[Exercise details] Your reply should be a single number, the count of lines in the records that contain "udvidet".

[Records to process]

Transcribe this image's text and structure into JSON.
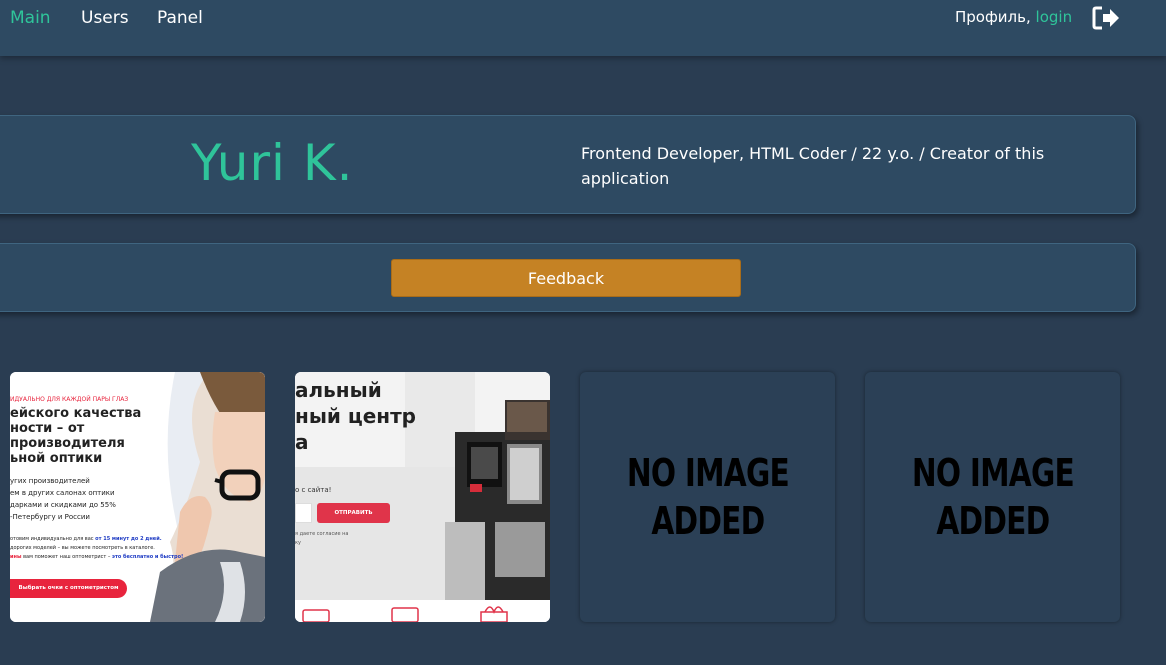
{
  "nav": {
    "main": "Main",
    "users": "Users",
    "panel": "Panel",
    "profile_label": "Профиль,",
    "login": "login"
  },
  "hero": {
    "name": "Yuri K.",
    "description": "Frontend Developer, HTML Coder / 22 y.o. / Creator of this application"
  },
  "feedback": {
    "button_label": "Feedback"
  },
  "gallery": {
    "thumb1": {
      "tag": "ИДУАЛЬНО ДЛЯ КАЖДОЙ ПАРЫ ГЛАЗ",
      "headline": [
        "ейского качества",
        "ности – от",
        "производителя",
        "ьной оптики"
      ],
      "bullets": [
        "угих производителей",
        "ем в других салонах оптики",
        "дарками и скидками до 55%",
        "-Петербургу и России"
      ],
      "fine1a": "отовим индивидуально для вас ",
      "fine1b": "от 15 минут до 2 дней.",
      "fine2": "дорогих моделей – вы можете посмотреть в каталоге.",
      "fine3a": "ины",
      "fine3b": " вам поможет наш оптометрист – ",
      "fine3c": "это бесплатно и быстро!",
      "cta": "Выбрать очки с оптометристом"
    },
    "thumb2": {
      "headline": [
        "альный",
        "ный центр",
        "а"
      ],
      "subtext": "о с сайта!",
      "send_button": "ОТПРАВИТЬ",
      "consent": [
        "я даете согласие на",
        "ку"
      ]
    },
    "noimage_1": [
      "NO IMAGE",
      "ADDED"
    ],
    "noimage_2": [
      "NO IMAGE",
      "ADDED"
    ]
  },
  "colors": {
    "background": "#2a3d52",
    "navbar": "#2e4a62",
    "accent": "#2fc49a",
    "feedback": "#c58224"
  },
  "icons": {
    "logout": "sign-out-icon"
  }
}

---

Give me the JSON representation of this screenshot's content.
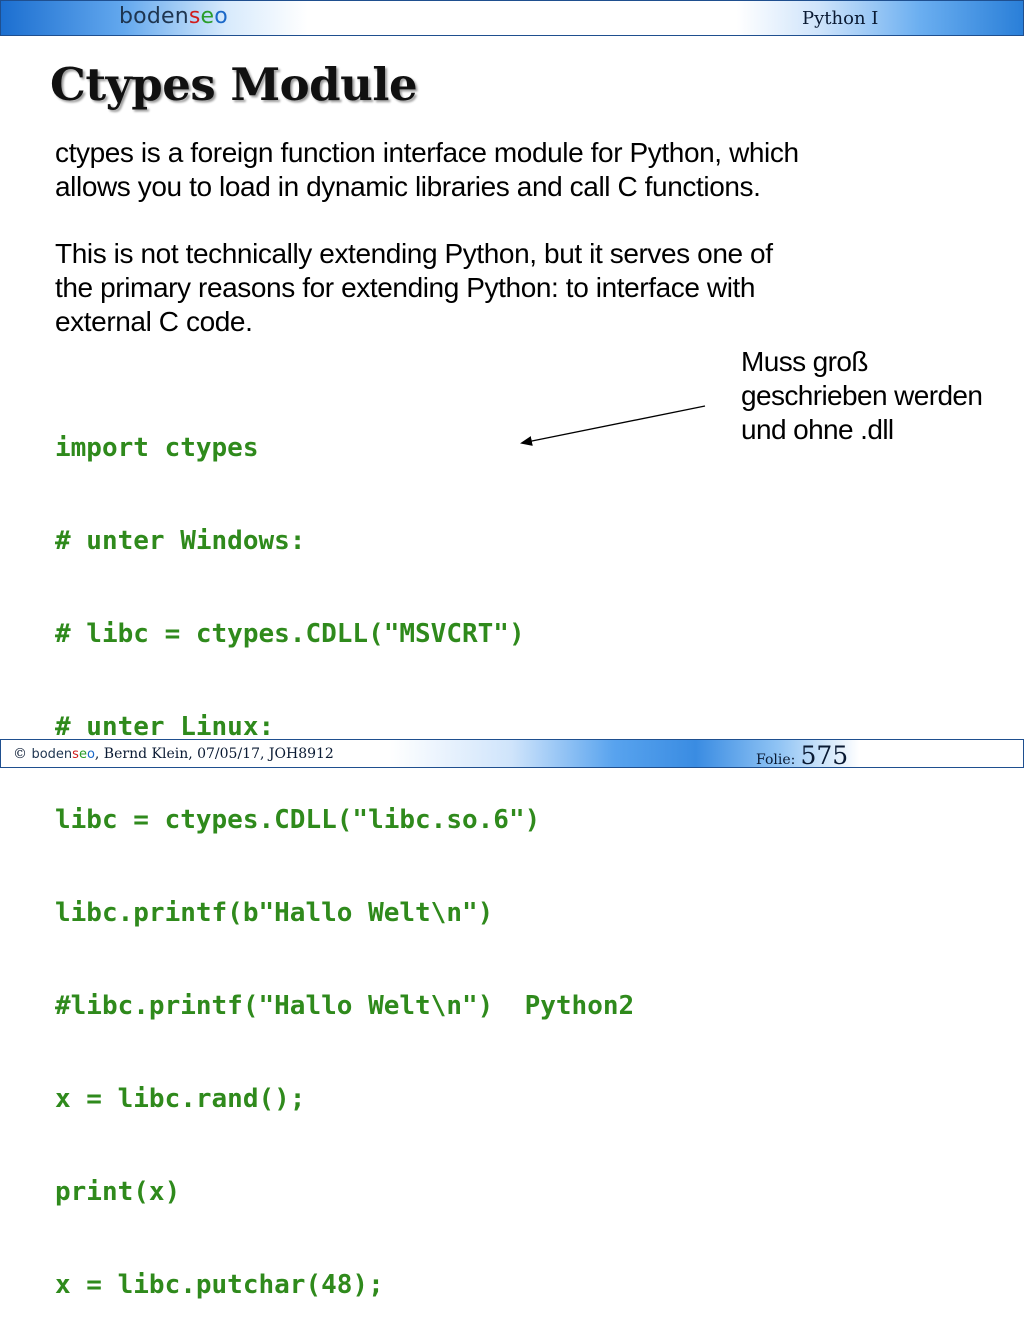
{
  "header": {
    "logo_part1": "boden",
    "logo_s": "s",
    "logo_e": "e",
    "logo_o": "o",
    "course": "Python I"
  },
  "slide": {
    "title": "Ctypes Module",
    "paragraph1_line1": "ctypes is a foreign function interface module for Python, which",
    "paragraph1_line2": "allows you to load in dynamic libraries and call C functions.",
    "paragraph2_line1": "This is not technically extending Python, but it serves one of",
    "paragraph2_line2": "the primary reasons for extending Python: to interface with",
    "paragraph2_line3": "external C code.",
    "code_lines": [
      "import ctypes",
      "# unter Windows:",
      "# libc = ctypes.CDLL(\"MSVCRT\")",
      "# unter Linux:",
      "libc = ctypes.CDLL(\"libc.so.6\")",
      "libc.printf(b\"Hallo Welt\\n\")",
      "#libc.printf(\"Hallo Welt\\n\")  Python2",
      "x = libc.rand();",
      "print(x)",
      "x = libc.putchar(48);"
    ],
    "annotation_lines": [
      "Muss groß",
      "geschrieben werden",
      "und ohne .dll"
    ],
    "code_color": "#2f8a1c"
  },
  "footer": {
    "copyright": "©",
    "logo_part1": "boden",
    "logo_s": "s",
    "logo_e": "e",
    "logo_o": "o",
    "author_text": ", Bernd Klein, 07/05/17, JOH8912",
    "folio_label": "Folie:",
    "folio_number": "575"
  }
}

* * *

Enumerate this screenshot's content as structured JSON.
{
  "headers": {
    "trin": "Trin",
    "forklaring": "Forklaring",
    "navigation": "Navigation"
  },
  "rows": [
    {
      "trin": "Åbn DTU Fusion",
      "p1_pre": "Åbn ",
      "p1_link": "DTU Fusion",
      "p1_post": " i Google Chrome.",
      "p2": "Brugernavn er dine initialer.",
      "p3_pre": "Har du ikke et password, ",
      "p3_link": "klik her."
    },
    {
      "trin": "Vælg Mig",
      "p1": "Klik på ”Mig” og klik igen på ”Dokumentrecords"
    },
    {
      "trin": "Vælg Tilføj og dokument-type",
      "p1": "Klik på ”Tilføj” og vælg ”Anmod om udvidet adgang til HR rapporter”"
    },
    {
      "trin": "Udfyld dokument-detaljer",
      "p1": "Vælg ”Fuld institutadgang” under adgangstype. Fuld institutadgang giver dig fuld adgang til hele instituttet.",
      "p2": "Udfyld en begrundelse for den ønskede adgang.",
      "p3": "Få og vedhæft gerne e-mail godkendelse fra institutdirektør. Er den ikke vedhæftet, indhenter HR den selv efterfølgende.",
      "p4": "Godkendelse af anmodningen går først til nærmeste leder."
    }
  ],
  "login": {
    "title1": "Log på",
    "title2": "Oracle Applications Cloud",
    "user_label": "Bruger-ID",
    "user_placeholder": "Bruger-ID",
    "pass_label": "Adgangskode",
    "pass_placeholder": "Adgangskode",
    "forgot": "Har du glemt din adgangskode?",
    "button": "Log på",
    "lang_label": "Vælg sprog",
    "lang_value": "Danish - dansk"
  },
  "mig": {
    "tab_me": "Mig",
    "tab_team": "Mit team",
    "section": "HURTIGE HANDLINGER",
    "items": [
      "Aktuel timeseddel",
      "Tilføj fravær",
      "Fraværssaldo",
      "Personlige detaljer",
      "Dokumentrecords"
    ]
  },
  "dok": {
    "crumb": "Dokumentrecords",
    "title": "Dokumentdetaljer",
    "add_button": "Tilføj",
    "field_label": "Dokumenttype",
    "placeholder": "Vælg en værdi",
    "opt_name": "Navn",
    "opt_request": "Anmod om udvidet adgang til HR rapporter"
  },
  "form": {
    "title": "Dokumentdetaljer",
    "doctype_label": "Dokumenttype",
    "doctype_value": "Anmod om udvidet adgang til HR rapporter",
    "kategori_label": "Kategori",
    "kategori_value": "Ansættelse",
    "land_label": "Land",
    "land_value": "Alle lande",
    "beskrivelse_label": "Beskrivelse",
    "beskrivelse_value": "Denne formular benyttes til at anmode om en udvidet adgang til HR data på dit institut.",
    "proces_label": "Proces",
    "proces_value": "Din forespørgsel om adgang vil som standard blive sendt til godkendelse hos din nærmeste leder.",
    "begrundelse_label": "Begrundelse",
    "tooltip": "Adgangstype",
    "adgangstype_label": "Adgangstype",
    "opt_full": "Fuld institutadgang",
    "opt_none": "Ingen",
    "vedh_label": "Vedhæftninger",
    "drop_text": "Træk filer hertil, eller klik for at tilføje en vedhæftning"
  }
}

[The answer] 4